This course follows a rough chronological disorder in which we talk about emerging adulthood and young adulthood first, followed by middle adulthood, and older adulthood. However, this division is mostly for convenience and custom rather than because of any clear delineation. Older adulthood covers a period of up to 40 years and now is commonly divided into at least two if not three parts. Ageism likely contributes to the fact that there still are many studies in which everyone 50 and up is classified as older with no subdivision.
The twenties and thirties are often thought of as early adulthood. (Students who are in their mid 30s tend to love to hear that they are a young adult!). It is a time when we are at our physiological peak but are most at risk for involvement in violent crimes and substance abuse. It is a time of focusing on the future and putting a lot of energy into making choices that will help one earn the status of a full adult in the eyes of others. Love and work are primary concerns at this stage of life.
The late thirties through the mid-sixties is referred to as middle adulthood. This is a period in which aging, that began earlier, becomes more noticeable and a period at which many people are at their peak of productivity in love and work. It may be a period of gaining expertise in certain fields and being able to understand problems and find solutions with greater efficiency than before. It can also be a time of becoming more realistic about possibilities in life previously considered; of recognizing the difference between what is possible and what is likely. This is also the age group hardest hit by the AIDS epidemic in Africa resulting in a substantial decrease in the number of workers in those economies (Weitz, 2007).

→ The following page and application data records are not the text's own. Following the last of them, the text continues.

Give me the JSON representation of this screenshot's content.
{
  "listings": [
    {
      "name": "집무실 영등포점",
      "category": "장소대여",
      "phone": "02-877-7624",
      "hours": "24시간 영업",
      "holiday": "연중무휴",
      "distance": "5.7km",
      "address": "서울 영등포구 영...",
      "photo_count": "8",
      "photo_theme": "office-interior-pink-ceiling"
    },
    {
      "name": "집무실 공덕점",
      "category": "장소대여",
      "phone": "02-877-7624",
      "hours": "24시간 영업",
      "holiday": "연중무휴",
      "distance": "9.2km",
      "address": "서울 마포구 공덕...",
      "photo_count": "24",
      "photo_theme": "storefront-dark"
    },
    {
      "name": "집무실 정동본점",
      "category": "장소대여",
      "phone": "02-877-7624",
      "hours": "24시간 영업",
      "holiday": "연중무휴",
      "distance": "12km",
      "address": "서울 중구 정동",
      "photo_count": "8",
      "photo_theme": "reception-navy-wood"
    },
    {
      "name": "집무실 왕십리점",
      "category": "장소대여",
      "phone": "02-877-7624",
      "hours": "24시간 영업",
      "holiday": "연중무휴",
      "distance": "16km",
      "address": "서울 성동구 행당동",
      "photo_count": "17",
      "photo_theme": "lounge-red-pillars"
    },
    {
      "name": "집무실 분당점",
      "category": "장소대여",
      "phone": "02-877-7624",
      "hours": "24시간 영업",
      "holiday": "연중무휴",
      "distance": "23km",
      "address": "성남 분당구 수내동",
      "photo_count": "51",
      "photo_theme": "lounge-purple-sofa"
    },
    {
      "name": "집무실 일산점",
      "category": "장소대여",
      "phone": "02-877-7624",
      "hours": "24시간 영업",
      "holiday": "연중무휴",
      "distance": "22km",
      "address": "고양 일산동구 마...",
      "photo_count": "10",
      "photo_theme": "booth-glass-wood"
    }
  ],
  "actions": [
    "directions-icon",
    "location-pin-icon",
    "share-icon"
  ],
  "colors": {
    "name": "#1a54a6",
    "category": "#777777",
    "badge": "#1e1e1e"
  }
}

This period of the life span has increased in the last 100 years, particularly in industrialized countries. Late adulthood is sometimes subdivided into two or three categories such as the “young old” and “old old” or the “young old”, “old old”, and “oldest old”. We will follow the former categorization and make the distinction between the “young old” who are people between 65 and 79 and the “old old” or those who are 80 and older. One of the primary differences between these groups is that the young old are very similar to midlife adults; still working, still relatively healthy, and still interested in being productive and active. The “old old” remain productive and active and the majority continues to live independently, but risks of the diseases of old age such as arteriosclerosis, cancer, and cerebral vascular disease increases substantially for this age group. Issues of housing, healthcare, and extending active life expectancy are only a few of the topics of concern for this age group. A better way to appreciate the diversity of people in late adulthood is to go beyond chronological age and examine whether a person is experiencing optimal aging (like the gentleman pictured above who is in very good health for his age and continues to have an active, stimulating life), normal aging (in which the changes are similar to most of those of the same age), or impaired aging (referring to someone who has more physical challenge and disease than others of the same age).